Our residential complex,  Mantri Synergy,  has come up next to Hindustan University campus at  Padur,  an urbanising village.  And Mantri’s residents  aren’t  friendly with students as well as villagers in our neighbourhood.  Our security staff at the main gate are accustomed to dealing with boisterous  college guys  from next door  zipping through our driveway in noisy motor bikes; or creating a scene with the security staff at the main gate.
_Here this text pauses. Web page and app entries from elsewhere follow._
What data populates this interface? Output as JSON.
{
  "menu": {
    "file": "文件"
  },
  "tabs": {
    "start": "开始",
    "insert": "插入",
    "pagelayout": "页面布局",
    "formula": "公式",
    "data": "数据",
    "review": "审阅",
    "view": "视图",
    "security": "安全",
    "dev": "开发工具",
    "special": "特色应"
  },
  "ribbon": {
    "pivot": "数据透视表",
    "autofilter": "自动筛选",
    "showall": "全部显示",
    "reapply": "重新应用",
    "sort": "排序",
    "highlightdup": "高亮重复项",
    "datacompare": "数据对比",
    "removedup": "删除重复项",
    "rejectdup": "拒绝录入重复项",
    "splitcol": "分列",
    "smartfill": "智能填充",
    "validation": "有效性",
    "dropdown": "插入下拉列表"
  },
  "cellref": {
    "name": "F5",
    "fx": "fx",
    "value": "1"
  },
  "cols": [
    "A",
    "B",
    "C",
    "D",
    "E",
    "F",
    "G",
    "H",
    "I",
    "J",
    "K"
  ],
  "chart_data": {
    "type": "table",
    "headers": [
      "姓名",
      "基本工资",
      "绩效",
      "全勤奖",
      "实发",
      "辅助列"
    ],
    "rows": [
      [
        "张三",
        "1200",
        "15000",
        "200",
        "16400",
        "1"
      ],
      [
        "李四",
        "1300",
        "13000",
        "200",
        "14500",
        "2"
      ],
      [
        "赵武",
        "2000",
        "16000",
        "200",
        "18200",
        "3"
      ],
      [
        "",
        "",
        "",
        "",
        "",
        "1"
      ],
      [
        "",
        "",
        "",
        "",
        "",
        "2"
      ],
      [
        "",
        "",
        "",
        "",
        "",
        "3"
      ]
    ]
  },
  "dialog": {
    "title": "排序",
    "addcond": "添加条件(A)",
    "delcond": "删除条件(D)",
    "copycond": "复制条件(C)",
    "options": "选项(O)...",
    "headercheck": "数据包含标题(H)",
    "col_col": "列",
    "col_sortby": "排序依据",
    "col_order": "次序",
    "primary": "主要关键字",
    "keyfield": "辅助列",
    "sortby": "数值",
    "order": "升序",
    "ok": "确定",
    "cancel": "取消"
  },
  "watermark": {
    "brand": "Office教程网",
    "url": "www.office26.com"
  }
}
More recently,  we had a protesting group of neighbourhood villagers trying  to gate-crash into Mantri’s, bad-mouthing us for discharging effluent  from Mantri’s sewage treatment plant (STP) into the main road, raising  a stink in the neighbourhood. Our real-estate developer  didn’t provide for proper pipeline to carry excess flow from STP, and this  has resulted in the effluent discharge in  our neighbourhood.   Affected villagers, I gather,  have threatened to protest-dump their solid waste on our road-front.
‘ Love Thy Neighbour’  isn’t the ground rule in our gated community.  Which is why, I guess , Jesus H  Christ wouldn’t have been our neighbour on OMR.

Lesser mortals, however,  opt to live in a gated community because it gives them  a sense of security.  And every residential community in OMR  evolves its own security procedures.  At Akshayas,  they say,  a visiting tradesman or service technician  gets an entry pass to be signed by apartment resident, and returned at the gate on exit.  Elsewhere,  a plastic visitor’s badge is handed out  on entry, and collected  back after the visit,  at exit gate.

Our AC technician Rahim,  who has been around places says the security  routine at Mantri Snergy  is fairly cumbersome, clerical, and therefore time-consuming.  Idea is,   complicated procedure makes residents feel  more secure.  It took Rahim over 20 minutues, and a run-around in mid-day sun – from the gate to my D block apartment, and then to PropCare –  to complete the security requirements . And , by the time he was through with the security routine we had a power shutdown.   Rahim and  helper Suresh had to come the next day to service our air-conditioner,  and, presumably, they went through the security drill,  all over again.  No servicing guy can get his entry form stamped  at PropCare during lunch hour – 1 and 2 p m – and no one  is allowed in after office-hours,  6  p m.

A service technician declares his  name, cell number, flat owner’s name and number at the main gate. Details are entered in a  ledger, and also filled in on a printed permit form, which is  rubber-stamped at the gate and handed over to the technician for signature of the apartment owner.  The  permit form is then taken to PropCare –  Mantri estate maintenence office at the clubhouse – where it is rubber-stamped again.  Rahim was allowed out,  after his job was done, when he handed back at the exit gate  the permit paper – twice-stamped,  and signed by me.

The permit form Rahim brought for my signature  contained an undertaking that read:  I hereby authorise the above personal to work in my flat …..I will completely abide by the ‘interior guidlines’. I take full responsibility of (should read ‘for’) their character, incidents & actions. And below the dotted line on which I signed was this  punchline, in bold letters – SAFETY IS IN YOUR HANDS.